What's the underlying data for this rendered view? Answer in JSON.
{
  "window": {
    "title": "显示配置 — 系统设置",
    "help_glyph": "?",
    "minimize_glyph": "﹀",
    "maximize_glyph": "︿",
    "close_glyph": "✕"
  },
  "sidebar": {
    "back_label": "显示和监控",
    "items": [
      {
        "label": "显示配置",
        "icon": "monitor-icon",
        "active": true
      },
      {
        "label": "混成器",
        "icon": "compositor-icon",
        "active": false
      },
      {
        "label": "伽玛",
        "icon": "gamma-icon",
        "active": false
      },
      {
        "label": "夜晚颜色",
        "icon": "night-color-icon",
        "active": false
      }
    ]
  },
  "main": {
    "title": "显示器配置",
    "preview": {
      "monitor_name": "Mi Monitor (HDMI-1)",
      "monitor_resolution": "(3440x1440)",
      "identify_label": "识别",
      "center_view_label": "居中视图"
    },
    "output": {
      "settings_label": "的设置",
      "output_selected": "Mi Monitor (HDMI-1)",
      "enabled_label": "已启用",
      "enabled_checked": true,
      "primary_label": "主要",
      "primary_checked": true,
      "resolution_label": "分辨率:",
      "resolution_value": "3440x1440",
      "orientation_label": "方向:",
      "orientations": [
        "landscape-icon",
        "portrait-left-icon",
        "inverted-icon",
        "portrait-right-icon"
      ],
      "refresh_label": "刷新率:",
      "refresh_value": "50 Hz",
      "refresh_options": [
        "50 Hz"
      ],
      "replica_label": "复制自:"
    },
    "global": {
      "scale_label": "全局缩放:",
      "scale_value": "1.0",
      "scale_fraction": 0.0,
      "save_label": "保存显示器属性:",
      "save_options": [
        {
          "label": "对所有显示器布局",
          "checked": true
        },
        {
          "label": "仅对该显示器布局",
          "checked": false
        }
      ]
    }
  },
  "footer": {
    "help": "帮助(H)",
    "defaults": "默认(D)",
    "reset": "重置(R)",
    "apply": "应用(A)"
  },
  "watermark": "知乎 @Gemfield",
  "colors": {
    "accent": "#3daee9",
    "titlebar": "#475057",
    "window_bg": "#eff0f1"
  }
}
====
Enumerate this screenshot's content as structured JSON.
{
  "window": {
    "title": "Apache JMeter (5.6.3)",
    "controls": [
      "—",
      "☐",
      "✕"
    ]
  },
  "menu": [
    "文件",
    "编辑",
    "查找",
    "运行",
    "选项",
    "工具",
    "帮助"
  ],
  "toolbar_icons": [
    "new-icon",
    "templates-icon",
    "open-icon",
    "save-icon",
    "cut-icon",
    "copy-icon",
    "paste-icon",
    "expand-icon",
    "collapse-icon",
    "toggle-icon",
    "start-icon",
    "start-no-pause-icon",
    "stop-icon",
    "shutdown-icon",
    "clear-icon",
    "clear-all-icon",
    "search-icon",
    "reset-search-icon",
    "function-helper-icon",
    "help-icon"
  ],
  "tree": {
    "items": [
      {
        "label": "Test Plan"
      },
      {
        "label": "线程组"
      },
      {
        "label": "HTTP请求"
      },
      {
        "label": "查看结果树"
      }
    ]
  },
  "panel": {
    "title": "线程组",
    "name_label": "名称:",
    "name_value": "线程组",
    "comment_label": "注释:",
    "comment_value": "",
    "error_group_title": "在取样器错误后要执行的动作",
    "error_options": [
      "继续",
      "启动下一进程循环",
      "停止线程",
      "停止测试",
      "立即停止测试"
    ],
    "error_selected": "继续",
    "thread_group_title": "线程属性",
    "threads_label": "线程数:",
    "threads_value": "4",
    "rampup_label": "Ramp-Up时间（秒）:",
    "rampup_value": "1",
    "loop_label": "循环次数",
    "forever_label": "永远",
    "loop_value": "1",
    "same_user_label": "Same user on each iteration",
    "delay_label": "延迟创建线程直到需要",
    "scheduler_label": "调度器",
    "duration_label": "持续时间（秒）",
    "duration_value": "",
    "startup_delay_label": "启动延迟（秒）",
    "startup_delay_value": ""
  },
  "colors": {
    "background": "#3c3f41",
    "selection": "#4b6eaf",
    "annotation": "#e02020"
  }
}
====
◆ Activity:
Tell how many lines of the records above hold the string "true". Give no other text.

◆ Response for this exercise:
4